Install a utility sink in the basement. Once I shut off the water to the hose for the winter, I have to clean the cat’s litter box in the bathtub, since it’s the only sink big enough.

Fix the two broken panes of glass on the porch.

Remove the wall AC unit in the living room – a remnant of the days before central air – and replace it with a window. I cannot wait to have a lighter, brighter living room.

Replace some windows. The priorities are the upstairs bathroom and living room. Depending on funding, I’d love to do the guest room and upstairs hall, too, since then the entire upstairs would be done. Bonus: They’re all the same size.

The big, ultimate project for next year would be remodeling my bathroom. To do what I want to it, I’d have to remove a wall, the tub and toilet – and might as well do the sink while I’m at it. My current tub is miniature – only 4 feet long – so I want to replace it with a corner unit and remove the pesky wall so I can actually have a functioning tub. However, since it’s my only full bath, time is of the essence. This is all pending the money to do so, though.

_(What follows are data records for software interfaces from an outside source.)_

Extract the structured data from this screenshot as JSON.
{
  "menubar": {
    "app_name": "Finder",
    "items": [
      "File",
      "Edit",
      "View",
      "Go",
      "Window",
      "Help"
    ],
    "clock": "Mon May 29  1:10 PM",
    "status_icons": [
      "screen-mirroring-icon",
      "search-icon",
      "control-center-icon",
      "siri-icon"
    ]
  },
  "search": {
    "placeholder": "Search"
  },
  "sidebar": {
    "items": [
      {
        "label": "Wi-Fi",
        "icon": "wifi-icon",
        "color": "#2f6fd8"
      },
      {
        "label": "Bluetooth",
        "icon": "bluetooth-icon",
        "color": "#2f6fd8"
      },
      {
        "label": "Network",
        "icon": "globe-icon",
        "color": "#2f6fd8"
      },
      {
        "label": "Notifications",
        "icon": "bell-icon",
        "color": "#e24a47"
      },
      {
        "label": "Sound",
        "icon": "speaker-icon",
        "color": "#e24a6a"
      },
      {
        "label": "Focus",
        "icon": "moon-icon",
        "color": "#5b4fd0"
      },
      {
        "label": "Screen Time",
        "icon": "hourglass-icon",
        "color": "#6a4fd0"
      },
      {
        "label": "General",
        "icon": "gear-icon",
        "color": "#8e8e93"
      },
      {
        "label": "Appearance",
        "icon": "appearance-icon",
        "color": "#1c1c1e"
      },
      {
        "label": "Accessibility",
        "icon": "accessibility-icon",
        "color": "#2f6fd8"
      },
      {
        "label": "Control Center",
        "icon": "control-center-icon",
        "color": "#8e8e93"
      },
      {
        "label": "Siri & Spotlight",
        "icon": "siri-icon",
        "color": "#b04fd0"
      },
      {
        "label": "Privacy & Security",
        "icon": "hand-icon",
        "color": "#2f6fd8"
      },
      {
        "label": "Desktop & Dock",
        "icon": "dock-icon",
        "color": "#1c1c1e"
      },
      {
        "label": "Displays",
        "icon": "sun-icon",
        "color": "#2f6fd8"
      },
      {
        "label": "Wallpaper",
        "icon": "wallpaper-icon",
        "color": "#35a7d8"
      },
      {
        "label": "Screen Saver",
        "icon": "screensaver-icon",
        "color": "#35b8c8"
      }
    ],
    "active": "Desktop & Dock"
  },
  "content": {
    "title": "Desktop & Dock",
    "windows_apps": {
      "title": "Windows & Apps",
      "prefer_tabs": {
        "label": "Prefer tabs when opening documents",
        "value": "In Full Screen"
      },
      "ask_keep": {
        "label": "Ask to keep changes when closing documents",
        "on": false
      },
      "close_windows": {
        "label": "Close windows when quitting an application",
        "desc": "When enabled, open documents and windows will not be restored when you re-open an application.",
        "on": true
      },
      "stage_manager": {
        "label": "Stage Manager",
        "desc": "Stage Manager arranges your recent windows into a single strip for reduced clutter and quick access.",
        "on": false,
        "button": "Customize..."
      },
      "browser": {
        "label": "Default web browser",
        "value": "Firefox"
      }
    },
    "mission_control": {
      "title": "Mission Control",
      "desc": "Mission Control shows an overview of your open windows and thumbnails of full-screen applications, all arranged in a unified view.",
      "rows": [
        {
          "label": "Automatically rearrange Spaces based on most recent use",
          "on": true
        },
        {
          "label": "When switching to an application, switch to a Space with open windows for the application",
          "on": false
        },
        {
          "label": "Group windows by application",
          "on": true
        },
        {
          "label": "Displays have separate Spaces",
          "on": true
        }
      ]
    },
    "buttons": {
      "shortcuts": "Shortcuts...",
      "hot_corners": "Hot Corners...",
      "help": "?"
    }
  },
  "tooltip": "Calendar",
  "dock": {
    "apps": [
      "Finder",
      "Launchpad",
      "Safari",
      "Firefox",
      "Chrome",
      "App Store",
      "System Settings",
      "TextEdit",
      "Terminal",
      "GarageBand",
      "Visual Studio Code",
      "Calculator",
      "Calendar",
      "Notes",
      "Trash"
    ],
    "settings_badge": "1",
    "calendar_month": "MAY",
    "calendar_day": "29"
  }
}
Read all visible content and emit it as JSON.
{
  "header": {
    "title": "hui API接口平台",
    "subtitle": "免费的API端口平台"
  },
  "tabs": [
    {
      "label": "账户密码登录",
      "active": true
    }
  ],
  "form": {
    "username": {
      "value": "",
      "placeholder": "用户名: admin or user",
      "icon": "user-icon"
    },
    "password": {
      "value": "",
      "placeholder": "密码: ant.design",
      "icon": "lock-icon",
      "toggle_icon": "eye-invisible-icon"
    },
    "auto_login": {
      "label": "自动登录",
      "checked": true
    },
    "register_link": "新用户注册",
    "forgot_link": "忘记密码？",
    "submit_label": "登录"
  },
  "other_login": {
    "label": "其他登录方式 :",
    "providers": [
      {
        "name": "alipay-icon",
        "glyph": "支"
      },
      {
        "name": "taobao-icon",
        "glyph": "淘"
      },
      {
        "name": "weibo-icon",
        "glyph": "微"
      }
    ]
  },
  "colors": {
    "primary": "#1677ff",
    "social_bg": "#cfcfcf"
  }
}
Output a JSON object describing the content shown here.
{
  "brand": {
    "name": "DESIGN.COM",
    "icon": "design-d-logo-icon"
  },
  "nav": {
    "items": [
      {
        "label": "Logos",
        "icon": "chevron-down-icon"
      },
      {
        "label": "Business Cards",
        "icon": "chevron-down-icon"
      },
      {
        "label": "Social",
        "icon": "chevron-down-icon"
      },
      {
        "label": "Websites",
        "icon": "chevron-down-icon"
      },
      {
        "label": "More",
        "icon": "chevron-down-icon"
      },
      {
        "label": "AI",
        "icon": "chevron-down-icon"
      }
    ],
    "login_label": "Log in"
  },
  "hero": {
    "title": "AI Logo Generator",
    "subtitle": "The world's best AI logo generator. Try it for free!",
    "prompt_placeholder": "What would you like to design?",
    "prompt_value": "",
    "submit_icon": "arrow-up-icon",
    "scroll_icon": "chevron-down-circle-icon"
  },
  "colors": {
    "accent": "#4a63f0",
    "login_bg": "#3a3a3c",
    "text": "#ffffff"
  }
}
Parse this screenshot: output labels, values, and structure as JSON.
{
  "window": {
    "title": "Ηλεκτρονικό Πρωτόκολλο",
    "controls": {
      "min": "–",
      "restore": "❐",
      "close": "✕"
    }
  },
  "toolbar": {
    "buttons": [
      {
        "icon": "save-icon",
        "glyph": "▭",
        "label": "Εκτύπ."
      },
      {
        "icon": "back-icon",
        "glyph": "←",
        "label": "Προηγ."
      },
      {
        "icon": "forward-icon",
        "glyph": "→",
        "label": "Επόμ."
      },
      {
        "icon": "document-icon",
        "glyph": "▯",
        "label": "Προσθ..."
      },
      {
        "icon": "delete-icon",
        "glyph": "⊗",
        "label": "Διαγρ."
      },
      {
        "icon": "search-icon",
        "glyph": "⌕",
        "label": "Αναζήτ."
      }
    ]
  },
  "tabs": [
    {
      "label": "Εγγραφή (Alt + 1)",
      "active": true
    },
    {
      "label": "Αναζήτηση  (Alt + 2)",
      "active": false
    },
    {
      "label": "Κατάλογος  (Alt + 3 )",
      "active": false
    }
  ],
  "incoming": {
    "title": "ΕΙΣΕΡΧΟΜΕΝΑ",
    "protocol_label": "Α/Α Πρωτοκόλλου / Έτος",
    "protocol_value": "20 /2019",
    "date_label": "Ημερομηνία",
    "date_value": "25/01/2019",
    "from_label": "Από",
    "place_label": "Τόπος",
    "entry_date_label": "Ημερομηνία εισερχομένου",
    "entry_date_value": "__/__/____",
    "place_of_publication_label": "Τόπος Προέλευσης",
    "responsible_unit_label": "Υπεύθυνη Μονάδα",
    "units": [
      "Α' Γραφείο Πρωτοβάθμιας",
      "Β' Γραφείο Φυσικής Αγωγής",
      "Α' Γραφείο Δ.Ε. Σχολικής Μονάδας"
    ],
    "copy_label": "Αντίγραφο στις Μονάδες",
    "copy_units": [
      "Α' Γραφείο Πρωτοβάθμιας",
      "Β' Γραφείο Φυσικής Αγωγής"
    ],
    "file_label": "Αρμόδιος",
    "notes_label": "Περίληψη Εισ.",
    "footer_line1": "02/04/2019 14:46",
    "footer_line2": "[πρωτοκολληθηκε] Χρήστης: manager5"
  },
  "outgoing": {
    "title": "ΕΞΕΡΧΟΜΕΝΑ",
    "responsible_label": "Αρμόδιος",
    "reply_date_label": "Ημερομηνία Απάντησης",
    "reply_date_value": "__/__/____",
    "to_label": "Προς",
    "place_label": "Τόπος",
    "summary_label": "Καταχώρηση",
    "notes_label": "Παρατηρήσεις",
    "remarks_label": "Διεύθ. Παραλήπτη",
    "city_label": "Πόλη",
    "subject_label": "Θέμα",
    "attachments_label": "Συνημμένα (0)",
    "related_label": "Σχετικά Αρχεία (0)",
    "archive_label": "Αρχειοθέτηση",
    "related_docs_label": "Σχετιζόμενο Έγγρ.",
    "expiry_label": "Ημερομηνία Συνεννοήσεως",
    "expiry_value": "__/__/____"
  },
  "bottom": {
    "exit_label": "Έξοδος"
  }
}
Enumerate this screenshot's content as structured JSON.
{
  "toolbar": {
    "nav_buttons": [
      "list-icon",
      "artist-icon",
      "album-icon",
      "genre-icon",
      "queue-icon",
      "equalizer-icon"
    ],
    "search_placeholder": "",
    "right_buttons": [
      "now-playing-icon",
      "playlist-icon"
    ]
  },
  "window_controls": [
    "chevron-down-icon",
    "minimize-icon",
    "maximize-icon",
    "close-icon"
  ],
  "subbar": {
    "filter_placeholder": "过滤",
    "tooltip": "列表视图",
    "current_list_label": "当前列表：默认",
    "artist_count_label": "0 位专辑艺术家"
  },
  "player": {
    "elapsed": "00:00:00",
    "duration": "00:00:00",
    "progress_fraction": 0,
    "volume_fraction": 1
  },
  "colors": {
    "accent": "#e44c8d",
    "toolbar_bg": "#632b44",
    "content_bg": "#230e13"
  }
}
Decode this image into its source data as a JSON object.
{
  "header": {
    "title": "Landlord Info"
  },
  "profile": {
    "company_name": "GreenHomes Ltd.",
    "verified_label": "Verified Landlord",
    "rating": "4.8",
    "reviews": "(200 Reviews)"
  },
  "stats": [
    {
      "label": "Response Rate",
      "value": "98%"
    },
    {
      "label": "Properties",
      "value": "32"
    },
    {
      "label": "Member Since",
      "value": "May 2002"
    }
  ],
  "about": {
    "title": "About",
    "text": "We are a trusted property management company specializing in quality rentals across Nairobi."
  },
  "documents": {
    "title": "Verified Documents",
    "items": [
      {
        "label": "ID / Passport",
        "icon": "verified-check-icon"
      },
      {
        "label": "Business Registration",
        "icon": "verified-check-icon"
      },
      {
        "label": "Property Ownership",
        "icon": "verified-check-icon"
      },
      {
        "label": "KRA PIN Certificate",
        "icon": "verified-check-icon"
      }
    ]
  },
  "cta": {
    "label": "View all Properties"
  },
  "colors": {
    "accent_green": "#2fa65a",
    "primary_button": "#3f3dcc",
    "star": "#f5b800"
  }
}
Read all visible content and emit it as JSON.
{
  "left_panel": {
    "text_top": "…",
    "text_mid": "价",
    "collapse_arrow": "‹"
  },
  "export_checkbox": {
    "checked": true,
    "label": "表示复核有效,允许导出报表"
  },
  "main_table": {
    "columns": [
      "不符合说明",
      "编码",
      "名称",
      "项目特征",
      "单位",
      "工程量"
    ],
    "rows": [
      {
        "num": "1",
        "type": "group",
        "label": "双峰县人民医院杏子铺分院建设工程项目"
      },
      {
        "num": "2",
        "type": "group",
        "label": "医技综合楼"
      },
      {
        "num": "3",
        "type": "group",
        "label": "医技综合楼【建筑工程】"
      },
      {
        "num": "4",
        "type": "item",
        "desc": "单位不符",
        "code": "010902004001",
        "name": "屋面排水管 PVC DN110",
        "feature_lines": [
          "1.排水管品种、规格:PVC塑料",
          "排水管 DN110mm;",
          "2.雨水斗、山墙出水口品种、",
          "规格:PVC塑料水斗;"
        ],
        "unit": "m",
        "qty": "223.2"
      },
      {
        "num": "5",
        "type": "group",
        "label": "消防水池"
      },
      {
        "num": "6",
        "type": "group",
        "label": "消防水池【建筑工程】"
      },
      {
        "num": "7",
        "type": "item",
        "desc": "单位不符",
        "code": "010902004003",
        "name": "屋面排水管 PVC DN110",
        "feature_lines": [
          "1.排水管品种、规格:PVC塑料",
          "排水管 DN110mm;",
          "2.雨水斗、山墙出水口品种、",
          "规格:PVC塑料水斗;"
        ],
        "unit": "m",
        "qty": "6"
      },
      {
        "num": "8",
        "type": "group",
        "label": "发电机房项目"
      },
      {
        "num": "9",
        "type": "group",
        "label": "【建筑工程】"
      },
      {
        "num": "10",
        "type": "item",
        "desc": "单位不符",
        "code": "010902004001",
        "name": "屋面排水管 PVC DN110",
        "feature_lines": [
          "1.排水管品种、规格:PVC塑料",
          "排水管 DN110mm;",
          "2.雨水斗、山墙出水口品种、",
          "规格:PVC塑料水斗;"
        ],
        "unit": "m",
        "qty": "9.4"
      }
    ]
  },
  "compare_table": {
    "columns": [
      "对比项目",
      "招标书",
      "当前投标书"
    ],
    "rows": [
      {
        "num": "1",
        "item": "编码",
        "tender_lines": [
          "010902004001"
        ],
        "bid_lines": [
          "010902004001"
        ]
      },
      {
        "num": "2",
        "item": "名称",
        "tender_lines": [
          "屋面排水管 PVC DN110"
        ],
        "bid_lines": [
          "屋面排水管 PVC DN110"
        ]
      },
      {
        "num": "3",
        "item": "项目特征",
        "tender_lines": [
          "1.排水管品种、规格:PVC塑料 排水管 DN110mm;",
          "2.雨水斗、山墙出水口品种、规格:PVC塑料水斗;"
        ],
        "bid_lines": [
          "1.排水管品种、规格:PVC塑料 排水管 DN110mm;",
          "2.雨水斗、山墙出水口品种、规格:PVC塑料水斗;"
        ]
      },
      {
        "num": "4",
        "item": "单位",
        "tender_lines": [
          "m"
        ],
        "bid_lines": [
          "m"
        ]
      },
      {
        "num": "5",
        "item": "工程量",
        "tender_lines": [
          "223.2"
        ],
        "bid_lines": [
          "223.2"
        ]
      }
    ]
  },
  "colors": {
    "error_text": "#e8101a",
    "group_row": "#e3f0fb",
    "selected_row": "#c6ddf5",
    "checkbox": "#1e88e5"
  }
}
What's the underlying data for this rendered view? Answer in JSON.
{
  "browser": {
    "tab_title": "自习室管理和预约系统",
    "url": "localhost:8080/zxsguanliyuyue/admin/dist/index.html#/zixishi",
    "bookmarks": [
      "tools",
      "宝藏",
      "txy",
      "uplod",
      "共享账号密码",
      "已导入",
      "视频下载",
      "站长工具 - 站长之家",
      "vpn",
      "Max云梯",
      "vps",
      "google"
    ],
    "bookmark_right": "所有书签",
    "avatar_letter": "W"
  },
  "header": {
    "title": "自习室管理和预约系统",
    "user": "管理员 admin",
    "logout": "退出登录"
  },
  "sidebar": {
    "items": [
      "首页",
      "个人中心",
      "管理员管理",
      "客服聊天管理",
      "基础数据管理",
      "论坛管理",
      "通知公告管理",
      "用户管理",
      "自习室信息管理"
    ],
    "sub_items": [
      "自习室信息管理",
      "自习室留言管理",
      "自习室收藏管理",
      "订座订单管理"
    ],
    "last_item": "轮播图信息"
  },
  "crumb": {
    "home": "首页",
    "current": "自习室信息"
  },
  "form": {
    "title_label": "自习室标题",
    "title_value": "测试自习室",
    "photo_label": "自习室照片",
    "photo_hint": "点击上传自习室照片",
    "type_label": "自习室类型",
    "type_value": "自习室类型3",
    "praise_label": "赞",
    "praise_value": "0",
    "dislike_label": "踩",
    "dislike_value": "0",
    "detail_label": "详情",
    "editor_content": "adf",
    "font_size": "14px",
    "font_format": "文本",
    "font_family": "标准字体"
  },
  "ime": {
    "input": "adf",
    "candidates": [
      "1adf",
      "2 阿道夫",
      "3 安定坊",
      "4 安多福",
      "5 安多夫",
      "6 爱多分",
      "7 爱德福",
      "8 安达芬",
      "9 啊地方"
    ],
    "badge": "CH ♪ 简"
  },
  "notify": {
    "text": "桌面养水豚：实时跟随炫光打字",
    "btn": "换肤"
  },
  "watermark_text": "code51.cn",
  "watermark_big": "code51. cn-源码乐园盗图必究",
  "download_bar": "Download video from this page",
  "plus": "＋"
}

There are another dozen little projects I could throw on here, but these are the priorities. If I keep it short and sweet, I’ll crank through them, right? There are also bigger projects looming – like rebuilding the garage – that will have to wait until more funding becomes available.

This only reiterates my belief that I should never have a reason to complain of boredom.